This week, people across the country are joining environmental leaders to speak out against the nomination of former coal lobbyist Andrew Wheeler to lead the the U.S. Environmental Protection Agency (EPA). As Scott Pruitt's hand-picked successor, Wheeler has continued to put polluters over people, most recently by using the last of his agency's funding before it expired in the government shutdown to announce plans to allow power plants to spew toxic mercury and other hazardous pollution into the air.

Keep reading... Show less
Great white shark. Elias Levy / Flickr / CC BY 2.0

Marine Biologists Raise Flags About Viral Great White Shark Encounter

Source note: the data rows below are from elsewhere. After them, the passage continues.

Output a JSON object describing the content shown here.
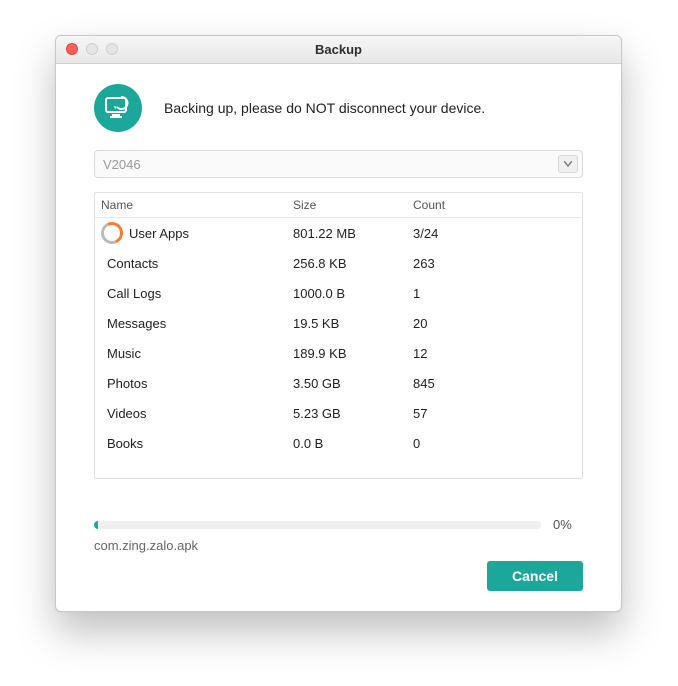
{
  "window": {
    "title": "Backup"
  },
  "header": {
    "message": "Backing up, please do NOT disconnect your device."
  },
  "device": {
    "selected": "V2046"
  },
  "table": {
    "headers": {
      "name": "Name",
      "size": "Size",
      "count": "Count"
    },
    "rows": [
      {
        "name": "User Apps",
        "size": "801.22 MB",
        "count": "3/24",
        "loading": true
      },
      {
        "name": "Contacts",
        "size": "256.8 KB",
        "count": "263",
        "loading": false
      },
      {
        "name": "Call Logs",
        "size": "1000.0 B",
        "count": "1",
        "loading": false
      },
      {
        "name": "Messages",
        "size": "19.5 KB",
        "count": "20",
        "loading": false
      },
      {
        "name": "Music",
        "size": "189.9 KB",
        "count": "12",
        "loading": false
      },
      {
        "name": "Photos",
        "size": "3.50 GB",
        "count": "845",
        "loading": false
      },
      {
        "name": "Videos",
        "size": "5.23 GB",
        "count": "57",
        "loading": false
      },
      {
        "name": "Books",
        "size": "0.0 B",
        "count": "0",
        "loading": false
      }
    ]
  },
  "progress": {
    "percent": 0,
    "percent_label": "0%",
    "current_file": "com.zing.zalo.apk"
  },
  "buttons": {
    "cancel": "Cancel"
  },
  "colors": {
    "accent": "#1ba89b",
    "spinner": "#ff7a2f"
  }
}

By now you might have seen Ocean Ramsey's rare and jaw-dropping encounter with a great white shark in waters near Oahu, Hawaii.

Ramsey, a marine biologist, said on the TODAY Show that it was "absolutely breathtaking and heart-melting" to be approached by the massive marine mammal.

Keep reading... Show less
A tree found severed in half in an act of vandalism in Joshua Tree National Park. Gina Ferazzi / Los AngelesTimes / Getty Images

Wall Before Country Takes Mounting Toll on Americans Everywhere

By Rhea Suh

One month on, the longest and most senseless U.S. government shutdown in history is taking a grave and growing toll on the environment and public health.

Food inspectors have been idled or are working without pay, increasing the risk we'll get sick from eating produce, meat and poultry that isn't properly checked. National parks and public wilderness lands are overrun by vandals, overtaken by off-road joyriders, and overflowing with trash. Federal testing of air and water quality, as well as monitoring of pollution levels from factories, incinerators and other sources, is on hold or sharply curtailed. Citizen input on critical environmental issues is being hindered. Vital research and data collection are being sidelined.

Keep reading... Show less
The W. A. Parish Power Plant, owned by NRG Energy, is one of the largest coal-fired power plants in the U.S. Roy Luck / CC BY 2.0

All Coal-Fired Power Plants in Texas Found Leaking Toxins Into Groundwater

Power plants across Texas are leaching toxins into groundwater, according to new research. A report released this week from the Environmental Integrity Project found that all of the state's 16 coal-fired power plants are leaching contaminants from coal ash into the ground, and almost none of the plants are properly lining their pits to prevent leakage.

Keep reading... Show less
Martin Luther King, Jr. National Historic Site. NPS

MLK National Park to Re-Open Despite Shutdown, Thanks to Delta

Hats off to Delta Air Lines. The company's charitable arm awarded the National Park Service an $83,500 grant to help reopen the Martin Luther King Jr. National Historical Park in Atlanta from Jan. 19 through Feb. 3 in honor of Dr. King's legacy.

The Atlanta-based airline was inspired to act after learning that some of the park's sites, including Dr. King's birth home, Ebenezer Baptist Church, Fire Station No. 6 and the visitor center, were closed due to the partial government shutdown, now on its 28th day, according to LinkedIn post from Delta Air Lines CEO Ed Bastian.

Keep reading... Show less


The best of EcoWatch, right in your inbox. Sign up for our email newsletter!